### WORK ITEM
Every line of the data that includes "botella" should be copied out.

### RECORDS FOR THE TASK
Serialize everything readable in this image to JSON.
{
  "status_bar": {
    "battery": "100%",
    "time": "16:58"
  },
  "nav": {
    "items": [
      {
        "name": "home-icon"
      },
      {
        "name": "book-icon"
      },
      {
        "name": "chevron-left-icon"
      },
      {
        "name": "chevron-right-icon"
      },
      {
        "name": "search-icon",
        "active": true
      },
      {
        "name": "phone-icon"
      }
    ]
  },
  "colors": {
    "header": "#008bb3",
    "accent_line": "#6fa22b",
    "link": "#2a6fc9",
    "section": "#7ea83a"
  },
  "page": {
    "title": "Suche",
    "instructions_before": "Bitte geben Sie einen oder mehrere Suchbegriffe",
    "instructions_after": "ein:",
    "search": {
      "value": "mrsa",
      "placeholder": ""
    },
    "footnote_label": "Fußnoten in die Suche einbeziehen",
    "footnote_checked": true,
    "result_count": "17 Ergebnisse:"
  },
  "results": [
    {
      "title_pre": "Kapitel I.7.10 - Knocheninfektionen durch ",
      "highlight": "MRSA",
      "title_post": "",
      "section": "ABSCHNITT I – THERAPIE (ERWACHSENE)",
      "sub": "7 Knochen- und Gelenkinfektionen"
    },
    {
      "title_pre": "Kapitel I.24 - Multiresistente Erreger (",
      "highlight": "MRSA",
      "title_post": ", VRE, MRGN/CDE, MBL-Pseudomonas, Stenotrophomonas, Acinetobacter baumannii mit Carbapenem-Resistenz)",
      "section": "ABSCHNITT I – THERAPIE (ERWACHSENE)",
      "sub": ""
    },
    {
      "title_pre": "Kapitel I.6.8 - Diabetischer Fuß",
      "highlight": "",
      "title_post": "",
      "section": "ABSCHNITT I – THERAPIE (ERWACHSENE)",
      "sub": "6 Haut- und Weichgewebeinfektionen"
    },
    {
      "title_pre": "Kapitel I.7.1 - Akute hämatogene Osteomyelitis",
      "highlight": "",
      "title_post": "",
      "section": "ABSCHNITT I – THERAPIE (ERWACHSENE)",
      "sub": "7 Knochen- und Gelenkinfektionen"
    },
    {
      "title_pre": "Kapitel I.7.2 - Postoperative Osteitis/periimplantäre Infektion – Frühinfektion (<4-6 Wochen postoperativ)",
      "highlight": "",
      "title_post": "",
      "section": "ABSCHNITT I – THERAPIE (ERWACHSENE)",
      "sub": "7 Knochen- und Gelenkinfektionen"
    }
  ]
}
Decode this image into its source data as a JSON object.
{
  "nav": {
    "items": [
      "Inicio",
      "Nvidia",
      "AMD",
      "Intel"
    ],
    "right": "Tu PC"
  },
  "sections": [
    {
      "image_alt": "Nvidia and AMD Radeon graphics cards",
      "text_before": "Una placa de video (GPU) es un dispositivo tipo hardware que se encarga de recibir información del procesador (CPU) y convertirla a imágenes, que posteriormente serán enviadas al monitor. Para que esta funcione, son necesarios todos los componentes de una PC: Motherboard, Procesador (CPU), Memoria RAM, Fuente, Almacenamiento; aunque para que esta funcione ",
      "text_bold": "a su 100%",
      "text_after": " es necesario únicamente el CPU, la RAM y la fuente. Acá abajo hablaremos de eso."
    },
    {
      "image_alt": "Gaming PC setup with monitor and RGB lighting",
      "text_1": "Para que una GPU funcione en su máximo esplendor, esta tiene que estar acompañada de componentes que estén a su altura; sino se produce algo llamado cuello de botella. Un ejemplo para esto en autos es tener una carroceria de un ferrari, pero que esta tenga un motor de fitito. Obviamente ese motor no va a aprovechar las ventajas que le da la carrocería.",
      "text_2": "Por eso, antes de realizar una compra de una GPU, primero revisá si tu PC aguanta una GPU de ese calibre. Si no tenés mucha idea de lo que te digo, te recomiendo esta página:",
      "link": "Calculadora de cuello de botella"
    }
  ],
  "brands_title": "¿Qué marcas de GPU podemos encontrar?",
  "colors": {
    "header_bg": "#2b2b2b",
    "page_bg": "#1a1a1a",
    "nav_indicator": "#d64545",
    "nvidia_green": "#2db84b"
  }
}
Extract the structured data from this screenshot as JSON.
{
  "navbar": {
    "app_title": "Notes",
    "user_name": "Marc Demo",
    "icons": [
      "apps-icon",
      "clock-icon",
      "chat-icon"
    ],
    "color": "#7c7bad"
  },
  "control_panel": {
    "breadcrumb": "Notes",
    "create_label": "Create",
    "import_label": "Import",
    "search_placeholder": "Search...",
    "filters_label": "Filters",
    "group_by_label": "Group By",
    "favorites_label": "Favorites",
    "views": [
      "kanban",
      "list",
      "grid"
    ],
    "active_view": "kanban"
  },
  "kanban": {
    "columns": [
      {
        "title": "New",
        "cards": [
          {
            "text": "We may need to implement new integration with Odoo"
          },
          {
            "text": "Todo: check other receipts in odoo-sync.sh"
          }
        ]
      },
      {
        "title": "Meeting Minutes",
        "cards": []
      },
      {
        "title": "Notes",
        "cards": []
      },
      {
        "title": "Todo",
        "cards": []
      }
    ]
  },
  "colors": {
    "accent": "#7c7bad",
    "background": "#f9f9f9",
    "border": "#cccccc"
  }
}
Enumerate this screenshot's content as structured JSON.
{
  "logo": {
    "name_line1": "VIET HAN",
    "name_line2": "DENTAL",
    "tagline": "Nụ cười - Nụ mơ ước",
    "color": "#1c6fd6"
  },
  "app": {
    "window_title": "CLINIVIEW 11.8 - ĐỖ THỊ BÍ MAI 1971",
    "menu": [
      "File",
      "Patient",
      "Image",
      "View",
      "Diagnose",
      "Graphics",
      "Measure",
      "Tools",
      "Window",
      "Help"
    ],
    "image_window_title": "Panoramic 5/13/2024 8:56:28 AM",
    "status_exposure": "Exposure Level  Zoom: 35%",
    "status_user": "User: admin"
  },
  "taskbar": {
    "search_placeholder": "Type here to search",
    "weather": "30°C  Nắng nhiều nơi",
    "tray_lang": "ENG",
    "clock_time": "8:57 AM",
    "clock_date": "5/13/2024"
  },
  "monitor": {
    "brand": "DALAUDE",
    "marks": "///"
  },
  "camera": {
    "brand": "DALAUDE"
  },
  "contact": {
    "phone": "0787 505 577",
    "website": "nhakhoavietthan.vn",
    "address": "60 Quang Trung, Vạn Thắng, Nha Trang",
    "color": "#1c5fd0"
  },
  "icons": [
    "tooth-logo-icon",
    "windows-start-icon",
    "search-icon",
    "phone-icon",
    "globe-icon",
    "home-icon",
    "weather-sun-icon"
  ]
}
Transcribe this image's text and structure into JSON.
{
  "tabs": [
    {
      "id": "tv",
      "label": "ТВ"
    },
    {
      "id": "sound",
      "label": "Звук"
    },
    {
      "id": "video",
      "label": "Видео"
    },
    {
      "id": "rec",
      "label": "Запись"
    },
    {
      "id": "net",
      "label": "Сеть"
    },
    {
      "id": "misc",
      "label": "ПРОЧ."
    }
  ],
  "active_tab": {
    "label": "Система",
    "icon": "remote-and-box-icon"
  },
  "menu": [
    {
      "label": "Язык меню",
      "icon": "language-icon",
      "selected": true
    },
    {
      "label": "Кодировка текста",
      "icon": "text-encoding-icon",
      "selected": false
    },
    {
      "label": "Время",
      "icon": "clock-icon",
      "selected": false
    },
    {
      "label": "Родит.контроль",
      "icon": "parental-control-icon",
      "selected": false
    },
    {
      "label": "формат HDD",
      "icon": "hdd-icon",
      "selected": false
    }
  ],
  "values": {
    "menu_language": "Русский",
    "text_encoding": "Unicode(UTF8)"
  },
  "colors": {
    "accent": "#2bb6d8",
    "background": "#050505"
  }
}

### EXPECTED OUTPUT
      "text_1": "Para que una GPU funcione en su máximo esplendor, esta tiene que estar acompañada de componentes que estén a su altura; sino se produce algo llamado cuello de botella. Un ejemplo para esto en autos es tener una carroceria de un ferrari, pero que esta tenga un motor de fitito. Obviamente ese motor no va a aprovechar las ventajas que le da la carrocería.",
      "link": "Calculadora de cuello de botella"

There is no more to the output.